**Work item:** Each line of the data that includes the string "address" is to be copied out.

[App and web page records]
☆ ☆ ☆ ☆ ☆
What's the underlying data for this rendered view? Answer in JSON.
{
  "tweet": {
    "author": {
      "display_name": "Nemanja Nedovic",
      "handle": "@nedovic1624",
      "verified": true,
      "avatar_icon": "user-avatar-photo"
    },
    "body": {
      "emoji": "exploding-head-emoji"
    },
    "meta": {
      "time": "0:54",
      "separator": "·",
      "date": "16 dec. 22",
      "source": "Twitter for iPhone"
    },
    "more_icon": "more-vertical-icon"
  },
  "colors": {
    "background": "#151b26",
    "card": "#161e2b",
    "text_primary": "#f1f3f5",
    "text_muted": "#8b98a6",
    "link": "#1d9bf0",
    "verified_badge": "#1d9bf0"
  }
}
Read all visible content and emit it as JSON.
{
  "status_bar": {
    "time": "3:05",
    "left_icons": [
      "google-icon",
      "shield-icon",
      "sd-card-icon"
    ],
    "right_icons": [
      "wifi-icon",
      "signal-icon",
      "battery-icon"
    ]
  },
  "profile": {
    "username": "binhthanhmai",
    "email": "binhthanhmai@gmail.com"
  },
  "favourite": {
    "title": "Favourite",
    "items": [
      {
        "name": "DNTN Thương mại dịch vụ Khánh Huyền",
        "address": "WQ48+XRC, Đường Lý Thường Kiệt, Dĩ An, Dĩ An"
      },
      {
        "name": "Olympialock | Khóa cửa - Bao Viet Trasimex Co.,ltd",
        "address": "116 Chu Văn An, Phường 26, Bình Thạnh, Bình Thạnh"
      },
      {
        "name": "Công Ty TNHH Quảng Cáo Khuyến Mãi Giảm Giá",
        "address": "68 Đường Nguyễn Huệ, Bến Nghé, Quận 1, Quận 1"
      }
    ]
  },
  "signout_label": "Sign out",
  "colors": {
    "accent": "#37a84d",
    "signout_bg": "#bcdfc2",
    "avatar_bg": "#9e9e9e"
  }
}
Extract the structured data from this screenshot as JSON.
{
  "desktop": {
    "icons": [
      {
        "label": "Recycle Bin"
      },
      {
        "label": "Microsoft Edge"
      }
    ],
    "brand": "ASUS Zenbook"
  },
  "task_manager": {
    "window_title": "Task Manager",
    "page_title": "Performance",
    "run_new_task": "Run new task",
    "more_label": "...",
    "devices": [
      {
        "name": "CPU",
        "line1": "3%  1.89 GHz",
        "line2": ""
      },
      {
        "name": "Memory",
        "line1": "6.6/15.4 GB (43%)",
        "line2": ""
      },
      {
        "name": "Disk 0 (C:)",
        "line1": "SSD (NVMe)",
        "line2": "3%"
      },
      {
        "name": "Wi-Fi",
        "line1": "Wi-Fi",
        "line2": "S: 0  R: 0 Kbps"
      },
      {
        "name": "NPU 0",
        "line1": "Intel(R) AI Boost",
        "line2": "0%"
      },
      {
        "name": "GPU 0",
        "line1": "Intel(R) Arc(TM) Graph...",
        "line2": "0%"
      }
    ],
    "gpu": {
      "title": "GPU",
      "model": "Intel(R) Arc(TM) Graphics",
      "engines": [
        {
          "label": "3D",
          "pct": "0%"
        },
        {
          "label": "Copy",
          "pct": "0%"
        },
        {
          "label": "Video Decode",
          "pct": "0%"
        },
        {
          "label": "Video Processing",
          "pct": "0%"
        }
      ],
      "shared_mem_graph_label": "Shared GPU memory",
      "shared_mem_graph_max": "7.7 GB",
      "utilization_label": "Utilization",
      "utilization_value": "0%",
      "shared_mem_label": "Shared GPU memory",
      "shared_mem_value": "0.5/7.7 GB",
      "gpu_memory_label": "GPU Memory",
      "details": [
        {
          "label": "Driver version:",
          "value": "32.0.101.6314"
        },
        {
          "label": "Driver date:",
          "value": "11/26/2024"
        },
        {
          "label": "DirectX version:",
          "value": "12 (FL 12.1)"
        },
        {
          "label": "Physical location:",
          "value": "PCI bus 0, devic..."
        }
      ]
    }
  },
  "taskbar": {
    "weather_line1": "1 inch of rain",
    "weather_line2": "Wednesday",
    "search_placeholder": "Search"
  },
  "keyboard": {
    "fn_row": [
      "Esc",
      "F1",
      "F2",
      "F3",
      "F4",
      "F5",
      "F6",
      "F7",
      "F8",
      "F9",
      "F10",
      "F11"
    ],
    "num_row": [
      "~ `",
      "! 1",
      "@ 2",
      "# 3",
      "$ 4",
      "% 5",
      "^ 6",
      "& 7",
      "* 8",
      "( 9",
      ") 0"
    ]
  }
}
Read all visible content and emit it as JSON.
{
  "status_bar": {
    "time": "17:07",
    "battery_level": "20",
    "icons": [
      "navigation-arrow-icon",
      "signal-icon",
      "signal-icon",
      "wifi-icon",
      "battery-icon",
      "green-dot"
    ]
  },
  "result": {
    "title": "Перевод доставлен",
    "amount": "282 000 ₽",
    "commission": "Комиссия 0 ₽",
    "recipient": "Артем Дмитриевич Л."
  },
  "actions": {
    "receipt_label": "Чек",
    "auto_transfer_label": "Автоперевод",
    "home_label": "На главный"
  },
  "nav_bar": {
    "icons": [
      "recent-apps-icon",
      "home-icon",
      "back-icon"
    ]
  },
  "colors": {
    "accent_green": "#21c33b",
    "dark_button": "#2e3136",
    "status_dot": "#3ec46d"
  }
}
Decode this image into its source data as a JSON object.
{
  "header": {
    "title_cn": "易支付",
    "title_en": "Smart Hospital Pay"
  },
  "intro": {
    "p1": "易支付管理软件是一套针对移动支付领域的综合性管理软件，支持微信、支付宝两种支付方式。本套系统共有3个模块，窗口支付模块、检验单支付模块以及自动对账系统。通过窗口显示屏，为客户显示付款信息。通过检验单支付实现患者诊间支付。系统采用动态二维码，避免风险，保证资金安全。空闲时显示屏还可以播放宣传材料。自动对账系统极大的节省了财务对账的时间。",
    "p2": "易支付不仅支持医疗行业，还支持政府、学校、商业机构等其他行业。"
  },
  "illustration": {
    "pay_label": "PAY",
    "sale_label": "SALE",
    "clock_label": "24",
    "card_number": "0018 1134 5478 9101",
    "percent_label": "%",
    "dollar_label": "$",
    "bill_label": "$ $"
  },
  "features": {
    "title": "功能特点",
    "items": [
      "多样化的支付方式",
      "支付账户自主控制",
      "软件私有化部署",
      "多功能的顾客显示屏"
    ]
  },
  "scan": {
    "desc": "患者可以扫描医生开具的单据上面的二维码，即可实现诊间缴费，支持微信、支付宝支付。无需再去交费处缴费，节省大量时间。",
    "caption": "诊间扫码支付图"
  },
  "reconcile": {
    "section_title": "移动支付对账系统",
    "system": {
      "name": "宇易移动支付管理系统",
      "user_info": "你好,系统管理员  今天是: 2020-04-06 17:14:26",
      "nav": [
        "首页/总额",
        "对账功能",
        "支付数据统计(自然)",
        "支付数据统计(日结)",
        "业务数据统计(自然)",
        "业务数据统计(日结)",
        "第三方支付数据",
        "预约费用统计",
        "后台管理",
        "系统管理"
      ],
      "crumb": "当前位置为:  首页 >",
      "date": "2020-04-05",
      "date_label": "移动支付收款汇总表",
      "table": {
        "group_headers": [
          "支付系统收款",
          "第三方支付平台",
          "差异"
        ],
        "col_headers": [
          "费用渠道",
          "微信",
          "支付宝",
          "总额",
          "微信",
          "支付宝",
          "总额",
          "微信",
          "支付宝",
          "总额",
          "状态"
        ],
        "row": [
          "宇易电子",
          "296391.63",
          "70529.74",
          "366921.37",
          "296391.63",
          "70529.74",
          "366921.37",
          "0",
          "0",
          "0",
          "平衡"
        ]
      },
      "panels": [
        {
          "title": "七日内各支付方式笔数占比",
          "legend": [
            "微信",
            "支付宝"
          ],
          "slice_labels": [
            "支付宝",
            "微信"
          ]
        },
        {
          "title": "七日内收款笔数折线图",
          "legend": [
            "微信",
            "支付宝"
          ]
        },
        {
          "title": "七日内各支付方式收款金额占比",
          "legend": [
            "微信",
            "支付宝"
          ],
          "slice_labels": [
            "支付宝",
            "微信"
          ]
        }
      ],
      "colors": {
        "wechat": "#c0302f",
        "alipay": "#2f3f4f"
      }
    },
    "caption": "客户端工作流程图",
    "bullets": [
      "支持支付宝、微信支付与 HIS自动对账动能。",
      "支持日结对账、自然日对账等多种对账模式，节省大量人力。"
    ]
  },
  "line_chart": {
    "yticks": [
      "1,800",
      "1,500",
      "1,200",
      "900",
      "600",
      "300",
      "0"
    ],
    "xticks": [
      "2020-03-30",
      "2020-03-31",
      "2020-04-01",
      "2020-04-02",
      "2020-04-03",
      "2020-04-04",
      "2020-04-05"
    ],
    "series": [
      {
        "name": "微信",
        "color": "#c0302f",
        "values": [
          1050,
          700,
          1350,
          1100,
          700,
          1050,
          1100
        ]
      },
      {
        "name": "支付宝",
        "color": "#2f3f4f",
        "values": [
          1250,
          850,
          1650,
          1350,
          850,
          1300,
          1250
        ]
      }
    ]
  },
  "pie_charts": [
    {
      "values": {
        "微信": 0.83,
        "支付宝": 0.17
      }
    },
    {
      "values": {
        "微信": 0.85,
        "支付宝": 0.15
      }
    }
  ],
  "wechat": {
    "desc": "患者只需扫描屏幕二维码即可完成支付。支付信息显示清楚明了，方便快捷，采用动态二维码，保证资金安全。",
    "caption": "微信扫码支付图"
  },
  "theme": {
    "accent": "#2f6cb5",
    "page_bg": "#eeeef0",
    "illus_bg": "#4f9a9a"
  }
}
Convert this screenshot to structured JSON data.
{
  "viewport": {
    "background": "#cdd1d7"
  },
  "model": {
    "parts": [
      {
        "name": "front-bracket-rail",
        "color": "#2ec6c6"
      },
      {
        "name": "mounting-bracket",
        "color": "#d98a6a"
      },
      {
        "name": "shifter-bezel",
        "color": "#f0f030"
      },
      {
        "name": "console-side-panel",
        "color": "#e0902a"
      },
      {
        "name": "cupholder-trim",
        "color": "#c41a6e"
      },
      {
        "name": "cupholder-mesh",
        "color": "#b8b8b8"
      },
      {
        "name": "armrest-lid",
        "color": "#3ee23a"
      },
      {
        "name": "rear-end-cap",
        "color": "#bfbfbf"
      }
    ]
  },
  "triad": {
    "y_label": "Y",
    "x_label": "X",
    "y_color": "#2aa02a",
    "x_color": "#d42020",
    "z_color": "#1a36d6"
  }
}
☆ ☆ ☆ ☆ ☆
**Result of the task:**
        "address": "WQ48+XRC, Đường Lý Thường Kiệt, Dĩ An, Dĩ An"
        "address": "116 Chu Văn An, Phường 26, Bình Thạnh, Bình Thạnh"
        "address": "68 Đường Nguyễn Huệ, Bến Nghé, Quận 1, Quận 1"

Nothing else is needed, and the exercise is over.